→ ABOUT THIS EXERCISE: All of the records below need to be copied exactly.

App and web page records
------------------------------------

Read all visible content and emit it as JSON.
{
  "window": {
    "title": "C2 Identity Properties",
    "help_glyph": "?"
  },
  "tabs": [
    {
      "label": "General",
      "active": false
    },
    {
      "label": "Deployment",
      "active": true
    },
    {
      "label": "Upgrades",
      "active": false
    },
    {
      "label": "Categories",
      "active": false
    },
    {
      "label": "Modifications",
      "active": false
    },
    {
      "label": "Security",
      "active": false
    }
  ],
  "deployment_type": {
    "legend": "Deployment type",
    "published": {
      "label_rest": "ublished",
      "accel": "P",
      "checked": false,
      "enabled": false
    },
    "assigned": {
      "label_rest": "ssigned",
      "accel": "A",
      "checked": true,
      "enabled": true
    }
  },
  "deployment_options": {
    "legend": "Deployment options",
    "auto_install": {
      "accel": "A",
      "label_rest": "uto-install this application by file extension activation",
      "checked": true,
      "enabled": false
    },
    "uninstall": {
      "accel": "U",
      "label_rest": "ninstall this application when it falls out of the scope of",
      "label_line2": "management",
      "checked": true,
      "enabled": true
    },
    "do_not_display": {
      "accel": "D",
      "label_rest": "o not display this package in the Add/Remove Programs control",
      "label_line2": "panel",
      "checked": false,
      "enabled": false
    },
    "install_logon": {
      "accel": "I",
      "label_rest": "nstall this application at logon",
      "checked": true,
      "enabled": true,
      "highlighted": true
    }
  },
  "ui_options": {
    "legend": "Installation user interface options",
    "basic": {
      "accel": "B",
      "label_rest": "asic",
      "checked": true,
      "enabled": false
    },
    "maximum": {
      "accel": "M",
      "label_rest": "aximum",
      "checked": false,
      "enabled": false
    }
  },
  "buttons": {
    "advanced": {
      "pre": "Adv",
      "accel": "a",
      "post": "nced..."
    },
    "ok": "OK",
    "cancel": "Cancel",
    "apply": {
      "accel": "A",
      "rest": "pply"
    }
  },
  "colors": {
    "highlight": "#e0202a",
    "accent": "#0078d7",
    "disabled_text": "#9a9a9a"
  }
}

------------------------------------

→ RESPONSE:
Read all visible content and emit it as JSON.
{
  "window": {
    "title": "C2 Identity Properties",
    "help_glyph": "?"
  },
  "tabs": [
    {
      "label": "General",
      "active": false
    },
    {
      "label": "Deployment",
      "active": true
    },
    {
      "label": "Upgrades",
      "active": false
    },
    {
      "label": "Categories",
      "active": false
    },
    {
      "label": "Modifications",
      "active": false
    },
    {
      "label": "Security",
      "active": false
    }
  ],
  "deployment_type": {
    "legend": "Deployment type",
    "published": {
      "label_rest": "ublished",
      "accel": "P",
      "checked": false,
      "enabled": false
    },
    "assigned": {
      "label_rest": "ssigned",
      "accel": "A",
      "checked": true,
      "enabled": true
    }
  },
  "deployment_options": {
    "legend": "Deployment options",
    "auto_install": {
      "accel": "A",
      "label_rest": "uto-install this application by file extension activation",
      "checked": true,
      "enabled": false
    },
    "uninstall": {
      "accel": "U",
      "label_rest": "ninstall this application when it falls out of the scope of",
      "label_line2": "management",
      "checked": true,
      "enabled": true
    },
    "do_not_display": {
      "accel": "D",
      "label_rest": "o not display this package in the Add/Remove Programs control",
      "label_line2": "panel",
      "checked": false,
      "enabled": false
    },
    "install_logon": {
      "accel": "I",
      "label_rest": "nstall this application at logon",
      "checked": true,
      "enabled": true,
      "highlighted": true
    }
  },
  "ui_options": {
    "legend": "Installation user interface options",
    "basic": {
      "accel": "B",
      "label_rest": "asic",
      "checked": true,
      "enabled": false
    },
    "maximum": {
      "accel": "M",
      "label_rest": "aximum",
      "checked": false,
      "enabled": false
    }
  },
  "buttons": {
    "advanced": {
      "pre": "Adv",
      "accel": "a",
      "post": "nced..."
    },
    "ok": "OK",
    "cancel": "Cancel",
    "apply": {
      "accel": "A",
      "rest": "pply"
    }
  },
  "colors": {
    "highlight": "#e0202a",
    "accent": "#0078d7",
    "disabled_text": "#9a9a9a"
  }
}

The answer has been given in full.